▶ Source records:
--------------------------------

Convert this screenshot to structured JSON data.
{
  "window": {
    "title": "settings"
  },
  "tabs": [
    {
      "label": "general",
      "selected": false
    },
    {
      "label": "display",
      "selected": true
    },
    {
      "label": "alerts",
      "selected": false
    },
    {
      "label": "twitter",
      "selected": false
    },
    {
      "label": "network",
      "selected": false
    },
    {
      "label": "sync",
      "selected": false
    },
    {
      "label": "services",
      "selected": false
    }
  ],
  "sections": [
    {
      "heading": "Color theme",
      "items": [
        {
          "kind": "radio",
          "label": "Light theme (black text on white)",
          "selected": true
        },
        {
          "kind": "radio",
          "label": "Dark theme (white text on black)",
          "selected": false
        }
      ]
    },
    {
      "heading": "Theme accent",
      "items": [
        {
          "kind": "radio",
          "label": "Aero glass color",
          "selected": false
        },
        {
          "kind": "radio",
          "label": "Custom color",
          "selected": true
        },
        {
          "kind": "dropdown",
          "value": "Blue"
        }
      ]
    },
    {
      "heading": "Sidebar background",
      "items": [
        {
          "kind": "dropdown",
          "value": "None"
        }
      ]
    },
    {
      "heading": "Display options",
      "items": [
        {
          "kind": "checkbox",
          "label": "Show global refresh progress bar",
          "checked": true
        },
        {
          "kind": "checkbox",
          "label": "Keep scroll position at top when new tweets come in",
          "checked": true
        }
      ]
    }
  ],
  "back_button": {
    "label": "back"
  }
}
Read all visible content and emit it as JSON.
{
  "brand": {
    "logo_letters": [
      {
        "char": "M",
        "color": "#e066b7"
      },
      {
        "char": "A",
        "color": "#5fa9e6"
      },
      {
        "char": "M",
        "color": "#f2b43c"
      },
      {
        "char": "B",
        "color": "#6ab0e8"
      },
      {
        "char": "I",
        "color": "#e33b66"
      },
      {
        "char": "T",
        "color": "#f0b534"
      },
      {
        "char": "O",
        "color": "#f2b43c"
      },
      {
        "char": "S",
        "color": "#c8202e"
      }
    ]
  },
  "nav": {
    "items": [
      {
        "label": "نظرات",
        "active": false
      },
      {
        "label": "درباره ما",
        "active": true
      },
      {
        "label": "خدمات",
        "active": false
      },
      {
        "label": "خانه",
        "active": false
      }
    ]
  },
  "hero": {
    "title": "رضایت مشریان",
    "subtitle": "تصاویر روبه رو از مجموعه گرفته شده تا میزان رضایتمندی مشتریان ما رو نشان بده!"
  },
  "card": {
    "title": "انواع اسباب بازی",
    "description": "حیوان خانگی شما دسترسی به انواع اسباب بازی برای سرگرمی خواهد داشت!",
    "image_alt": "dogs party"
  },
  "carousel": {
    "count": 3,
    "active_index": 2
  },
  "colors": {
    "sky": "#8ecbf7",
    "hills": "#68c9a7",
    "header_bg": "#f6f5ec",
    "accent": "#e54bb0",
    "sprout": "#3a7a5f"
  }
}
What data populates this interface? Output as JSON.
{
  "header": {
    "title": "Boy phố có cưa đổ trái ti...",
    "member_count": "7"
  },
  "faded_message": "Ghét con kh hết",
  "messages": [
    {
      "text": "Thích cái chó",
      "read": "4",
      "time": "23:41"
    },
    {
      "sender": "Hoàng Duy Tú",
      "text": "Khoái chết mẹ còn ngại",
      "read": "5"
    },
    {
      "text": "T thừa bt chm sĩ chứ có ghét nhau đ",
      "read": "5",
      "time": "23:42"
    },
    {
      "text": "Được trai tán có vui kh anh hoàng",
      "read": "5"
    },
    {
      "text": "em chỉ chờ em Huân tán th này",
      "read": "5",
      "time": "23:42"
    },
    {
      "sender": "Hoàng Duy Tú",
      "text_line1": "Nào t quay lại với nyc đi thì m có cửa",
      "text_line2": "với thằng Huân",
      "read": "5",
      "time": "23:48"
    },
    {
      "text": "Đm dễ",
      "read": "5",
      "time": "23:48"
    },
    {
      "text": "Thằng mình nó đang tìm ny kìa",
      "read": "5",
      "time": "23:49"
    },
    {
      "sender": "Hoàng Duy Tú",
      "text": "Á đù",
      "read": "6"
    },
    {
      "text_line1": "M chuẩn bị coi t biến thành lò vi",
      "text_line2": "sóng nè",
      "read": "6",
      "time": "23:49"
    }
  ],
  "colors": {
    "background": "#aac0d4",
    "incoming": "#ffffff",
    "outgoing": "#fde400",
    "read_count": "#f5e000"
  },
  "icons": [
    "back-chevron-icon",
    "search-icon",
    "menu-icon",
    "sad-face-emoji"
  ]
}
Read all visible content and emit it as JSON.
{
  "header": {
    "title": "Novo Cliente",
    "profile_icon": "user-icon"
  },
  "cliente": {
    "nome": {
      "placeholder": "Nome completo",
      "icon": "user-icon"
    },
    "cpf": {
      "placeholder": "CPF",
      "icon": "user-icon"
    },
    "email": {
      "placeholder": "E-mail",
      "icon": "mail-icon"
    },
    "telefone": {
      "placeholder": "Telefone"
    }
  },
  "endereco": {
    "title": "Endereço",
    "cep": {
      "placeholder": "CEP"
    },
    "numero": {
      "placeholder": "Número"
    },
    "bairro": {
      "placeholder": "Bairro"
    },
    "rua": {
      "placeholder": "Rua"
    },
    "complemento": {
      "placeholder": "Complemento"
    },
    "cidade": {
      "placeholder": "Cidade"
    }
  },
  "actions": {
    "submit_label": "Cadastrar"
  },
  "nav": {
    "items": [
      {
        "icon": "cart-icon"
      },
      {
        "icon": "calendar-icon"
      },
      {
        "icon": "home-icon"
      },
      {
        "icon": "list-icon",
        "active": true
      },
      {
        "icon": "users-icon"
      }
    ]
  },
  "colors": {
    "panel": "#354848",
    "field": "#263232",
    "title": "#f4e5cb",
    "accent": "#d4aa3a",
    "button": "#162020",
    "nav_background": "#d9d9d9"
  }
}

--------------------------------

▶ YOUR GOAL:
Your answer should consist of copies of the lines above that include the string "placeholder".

▶ ANSWER SECTION:
      "placeholder": "Nome completo",
      "placeholder": "CPF",
      "placeholder": "E-mail",
      "placeholder": "Telefone"
      "placeholder": "CEP"
      "placeholder": "Número"
      "placeholder": "Bairro"
      "placeholder": "Rua"
      "placeholder": "Complemento"
      "placeholder": "Cidade"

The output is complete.